Can X Function as a Trademark?
Registering a single letter as a trademark might be more challenging compared to registering a word, phrase, or a unique logo containing the letter. However, it's not impossible if the letter is used in a distinctive manner and meets the other requirements for trademark registration.
Trademarks are used to identify the source of goods or services and distinguish them from those of other businesses. For a letter to be registered as a trademark, it typically needs to meet the following criteria:
Distinctiveness: The letter should be distinctive enough to identify the origin of the goods or services. Arbitrary or fanciful letters (e.g., a made-up word or stylized letter) are more likely to be considered distinctive than common or generic ones.
Non-functionality: The letter should not be functional in nature, meaning it should not be required for the product or service to function. In other words, the mark should not describe a feature or characteristic of the goods or services in a way that is necessary for their basic function.
No Confusion: The letter should not create a likelihood of confusion with an existing trademark. This means it should not be too similar to a previously registered mark for related goods or services.
Given the stylized nature of the "X" trademark used by Elon Musk and the arbitrariness to the service it is used for, the letter X can function as a trademark. However, the third condition appears to be more problematic, as a quick search through the United States Patent and Trademark Office (USPTO) database reveals hundreds of other trademarks including letter X, most prominently by other tech giants such as Meta and Microsoft.
Likelihood of Confusion
Likelihood of confusion is a fundamental concept in trademark law. It refers to the probability that consumers will be confused or deceived about the source of goods or services when they encounter two trademarks in the marketplace. In other words, it assesses the likelihood that consumers may mistakenly believe that the products or services associated with one trademark are affiliated with, sponsored by, or somehow connected to the owner of the other trademark.
When evaluating the likelihood of confusion between two trademarks, courts and trademark offices consider a variety of factors, which may vary depending on the jurisdiction. Some common factors include:
Similarity of Marks: The visual, phonetic, and conceptual similarities between the two trademarks are analyzed. If two trademarks look, sound, or convey similar meanings, it may increase the likelihood of confusion.
Similarity of Goods or Services: The relatedness of the goods or services offered under the trademarks is crucial. If the products or services are similar or closely related, confusion is more likely.
Strength of the Mark: The distinctiveness and recognition of each trademark are considered. Stronger, more unique marks are entitled to broader protection, making confusion less likely.
Therefore, although the new logo of Twitter and the previously registered trademark by Meta share the same letter, the stylization of each mark makes them function as distinct trademarks. Nevertheless, Meta could still use the undeniable similarity of goods and services connected to the marks as an argument to oppose Twitter’s rebrand.
When it comes to Microsoft, the technological company holds a registration for the word mark “X” in trademark classes 38 (Online chat rooms for transmission of messages among computer users concerning video and computer games) and 41 (Entertainment services, namely, providing interactive multiplayer game services for games played over computer networks and global communications networks.) This means the company has an equal standing in claiming the rights to the letter if it perceives Twitter’s rebrand as a threat to its own branding.

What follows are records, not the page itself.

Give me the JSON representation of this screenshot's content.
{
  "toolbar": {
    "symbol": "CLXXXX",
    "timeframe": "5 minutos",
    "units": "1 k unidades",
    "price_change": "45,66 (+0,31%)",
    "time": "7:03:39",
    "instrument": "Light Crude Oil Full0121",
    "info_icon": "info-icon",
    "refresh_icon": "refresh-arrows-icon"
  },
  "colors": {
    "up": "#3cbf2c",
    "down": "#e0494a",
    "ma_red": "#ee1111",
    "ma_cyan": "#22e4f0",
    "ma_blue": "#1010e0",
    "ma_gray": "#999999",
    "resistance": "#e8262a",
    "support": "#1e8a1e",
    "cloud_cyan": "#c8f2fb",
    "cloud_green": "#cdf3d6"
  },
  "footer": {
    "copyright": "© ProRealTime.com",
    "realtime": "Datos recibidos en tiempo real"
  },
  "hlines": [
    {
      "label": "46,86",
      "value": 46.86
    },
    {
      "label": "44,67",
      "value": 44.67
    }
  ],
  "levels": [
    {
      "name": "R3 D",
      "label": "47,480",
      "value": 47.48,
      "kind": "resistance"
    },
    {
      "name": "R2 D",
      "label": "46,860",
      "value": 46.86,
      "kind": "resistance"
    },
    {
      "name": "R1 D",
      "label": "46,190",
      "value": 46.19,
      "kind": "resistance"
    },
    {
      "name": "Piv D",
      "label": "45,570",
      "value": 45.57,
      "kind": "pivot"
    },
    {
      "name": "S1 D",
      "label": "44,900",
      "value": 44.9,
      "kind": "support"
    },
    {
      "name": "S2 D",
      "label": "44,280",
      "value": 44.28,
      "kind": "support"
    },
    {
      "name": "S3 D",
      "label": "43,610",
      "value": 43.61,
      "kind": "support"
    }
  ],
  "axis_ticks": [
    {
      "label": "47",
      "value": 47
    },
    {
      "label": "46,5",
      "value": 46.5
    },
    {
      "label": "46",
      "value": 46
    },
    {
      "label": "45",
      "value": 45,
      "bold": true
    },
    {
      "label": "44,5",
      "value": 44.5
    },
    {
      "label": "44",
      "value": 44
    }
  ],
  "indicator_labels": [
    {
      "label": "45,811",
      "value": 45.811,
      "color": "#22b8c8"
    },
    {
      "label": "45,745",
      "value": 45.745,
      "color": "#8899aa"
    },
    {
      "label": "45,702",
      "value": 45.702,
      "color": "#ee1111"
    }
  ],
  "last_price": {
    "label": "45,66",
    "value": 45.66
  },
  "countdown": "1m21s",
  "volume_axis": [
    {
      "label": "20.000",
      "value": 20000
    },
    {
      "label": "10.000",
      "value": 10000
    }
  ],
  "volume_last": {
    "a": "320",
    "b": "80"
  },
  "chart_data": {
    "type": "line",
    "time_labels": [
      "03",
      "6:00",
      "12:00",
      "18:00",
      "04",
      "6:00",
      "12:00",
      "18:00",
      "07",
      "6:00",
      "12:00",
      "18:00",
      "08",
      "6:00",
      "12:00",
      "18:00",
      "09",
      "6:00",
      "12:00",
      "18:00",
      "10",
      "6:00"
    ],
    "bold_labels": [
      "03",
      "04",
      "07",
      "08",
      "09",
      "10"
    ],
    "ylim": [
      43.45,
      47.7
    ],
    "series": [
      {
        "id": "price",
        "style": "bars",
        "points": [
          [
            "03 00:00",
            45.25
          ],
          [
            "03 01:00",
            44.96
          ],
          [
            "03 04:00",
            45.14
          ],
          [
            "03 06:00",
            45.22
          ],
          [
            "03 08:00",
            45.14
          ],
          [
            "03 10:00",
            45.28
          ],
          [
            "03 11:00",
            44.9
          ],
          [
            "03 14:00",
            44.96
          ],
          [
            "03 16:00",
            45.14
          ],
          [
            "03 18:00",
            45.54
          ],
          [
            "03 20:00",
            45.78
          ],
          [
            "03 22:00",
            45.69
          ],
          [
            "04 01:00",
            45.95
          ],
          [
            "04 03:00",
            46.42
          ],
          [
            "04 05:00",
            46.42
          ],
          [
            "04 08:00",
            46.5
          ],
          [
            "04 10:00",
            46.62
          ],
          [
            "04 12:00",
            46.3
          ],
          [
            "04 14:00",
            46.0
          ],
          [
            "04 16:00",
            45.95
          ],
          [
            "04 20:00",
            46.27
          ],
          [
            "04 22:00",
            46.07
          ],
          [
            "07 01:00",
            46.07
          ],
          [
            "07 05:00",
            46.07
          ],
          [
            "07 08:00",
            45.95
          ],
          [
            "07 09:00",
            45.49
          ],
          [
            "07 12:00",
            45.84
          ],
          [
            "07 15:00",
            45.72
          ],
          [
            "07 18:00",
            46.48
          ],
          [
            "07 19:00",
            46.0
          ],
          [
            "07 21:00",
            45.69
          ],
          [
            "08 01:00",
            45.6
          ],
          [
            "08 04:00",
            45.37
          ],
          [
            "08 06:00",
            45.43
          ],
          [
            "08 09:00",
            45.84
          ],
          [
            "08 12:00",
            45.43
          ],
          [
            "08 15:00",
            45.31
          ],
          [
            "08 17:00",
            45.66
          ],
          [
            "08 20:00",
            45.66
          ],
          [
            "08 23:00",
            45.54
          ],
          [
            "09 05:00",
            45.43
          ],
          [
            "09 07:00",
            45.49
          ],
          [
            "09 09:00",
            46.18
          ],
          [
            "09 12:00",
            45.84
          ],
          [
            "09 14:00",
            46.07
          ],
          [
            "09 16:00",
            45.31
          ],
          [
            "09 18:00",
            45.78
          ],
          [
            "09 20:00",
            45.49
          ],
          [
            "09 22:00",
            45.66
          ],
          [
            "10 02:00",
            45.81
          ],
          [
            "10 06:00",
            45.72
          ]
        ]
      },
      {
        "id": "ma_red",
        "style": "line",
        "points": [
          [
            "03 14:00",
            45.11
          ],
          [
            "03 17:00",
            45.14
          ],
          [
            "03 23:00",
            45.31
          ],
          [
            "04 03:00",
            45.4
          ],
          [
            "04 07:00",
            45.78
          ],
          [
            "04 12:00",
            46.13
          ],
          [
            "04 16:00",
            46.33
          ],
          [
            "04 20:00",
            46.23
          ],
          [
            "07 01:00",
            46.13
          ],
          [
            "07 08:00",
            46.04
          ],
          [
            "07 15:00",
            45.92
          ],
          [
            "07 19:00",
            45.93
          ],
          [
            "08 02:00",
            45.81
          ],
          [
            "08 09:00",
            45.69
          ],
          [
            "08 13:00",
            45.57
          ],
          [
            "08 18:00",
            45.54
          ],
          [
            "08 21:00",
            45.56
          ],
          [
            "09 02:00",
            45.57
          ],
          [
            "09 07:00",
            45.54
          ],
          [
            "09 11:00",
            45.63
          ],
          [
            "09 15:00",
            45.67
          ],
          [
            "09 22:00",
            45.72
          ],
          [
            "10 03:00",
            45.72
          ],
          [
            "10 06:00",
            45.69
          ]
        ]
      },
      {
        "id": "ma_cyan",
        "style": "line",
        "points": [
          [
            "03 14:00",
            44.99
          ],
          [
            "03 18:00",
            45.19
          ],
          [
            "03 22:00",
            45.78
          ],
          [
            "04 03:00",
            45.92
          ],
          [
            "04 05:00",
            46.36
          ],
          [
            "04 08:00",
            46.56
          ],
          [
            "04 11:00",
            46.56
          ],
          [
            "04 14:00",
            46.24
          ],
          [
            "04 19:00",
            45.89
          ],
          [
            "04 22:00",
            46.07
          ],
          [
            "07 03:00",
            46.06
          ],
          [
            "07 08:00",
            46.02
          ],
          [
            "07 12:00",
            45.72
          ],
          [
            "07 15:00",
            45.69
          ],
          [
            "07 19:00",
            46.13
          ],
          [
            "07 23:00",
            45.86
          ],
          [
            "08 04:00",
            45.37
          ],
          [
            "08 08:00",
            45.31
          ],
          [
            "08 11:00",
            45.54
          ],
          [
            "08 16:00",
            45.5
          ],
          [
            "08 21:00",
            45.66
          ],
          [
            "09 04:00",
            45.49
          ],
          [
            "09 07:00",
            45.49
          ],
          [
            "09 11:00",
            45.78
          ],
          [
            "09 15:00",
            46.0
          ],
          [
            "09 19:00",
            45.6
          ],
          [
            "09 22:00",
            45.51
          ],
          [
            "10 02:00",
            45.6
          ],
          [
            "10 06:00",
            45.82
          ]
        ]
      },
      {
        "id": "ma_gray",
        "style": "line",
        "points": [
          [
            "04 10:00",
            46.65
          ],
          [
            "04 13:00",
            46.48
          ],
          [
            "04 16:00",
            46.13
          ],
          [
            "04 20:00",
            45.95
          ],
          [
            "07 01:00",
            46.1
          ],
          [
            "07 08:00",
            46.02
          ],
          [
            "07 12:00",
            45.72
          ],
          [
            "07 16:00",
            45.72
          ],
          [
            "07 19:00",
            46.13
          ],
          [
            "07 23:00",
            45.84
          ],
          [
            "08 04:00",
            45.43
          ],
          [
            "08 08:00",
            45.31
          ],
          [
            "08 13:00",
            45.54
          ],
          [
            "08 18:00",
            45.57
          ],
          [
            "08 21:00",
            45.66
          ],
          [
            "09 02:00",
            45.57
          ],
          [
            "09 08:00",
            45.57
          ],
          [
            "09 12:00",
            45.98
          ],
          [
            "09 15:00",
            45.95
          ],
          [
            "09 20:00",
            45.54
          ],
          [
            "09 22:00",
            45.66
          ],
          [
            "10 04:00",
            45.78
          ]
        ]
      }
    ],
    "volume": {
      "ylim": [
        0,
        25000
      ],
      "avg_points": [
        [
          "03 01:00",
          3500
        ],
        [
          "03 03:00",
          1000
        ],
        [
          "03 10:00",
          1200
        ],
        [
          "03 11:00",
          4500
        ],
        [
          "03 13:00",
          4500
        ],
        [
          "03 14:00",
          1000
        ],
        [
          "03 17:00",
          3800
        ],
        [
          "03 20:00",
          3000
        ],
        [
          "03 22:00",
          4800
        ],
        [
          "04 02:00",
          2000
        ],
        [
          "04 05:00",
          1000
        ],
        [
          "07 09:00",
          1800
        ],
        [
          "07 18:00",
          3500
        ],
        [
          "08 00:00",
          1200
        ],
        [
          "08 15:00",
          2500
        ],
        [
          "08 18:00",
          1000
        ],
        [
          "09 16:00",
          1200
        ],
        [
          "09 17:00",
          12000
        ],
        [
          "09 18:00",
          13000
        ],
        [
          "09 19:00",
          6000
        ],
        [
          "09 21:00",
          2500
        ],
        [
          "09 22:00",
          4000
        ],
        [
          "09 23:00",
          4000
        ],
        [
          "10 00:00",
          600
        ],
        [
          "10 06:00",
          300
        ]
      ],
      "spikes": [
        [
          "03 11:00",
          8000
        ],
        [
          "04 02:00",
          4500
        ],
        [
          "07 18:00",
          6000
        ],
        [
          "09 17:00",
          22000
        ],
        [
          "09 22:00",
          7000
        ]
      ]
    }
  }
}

New Lawsuits on the Horizon
After rebranding to Meta, Facebook encountered significant intellectual property challenges arising from the proliferation of similar trademarks in various industries. As a result, Facebook faced a series of legal disputes and trademark infringement claims, leading to the need for careful negotiations and potential settlements with the aggrieved parties.
Twitter's recent rebranding as "X" is likely to ignite a fresh wave of lawsuits and intellectual property disputes. The ubiquitous nature of the letter "X" in the business world and its incorporation into various trademarks across diverse sectors could lead to clashes with existing brands, necessitating Twitter's legal team to address these challenges promptly and strategically to safeguard their new identity.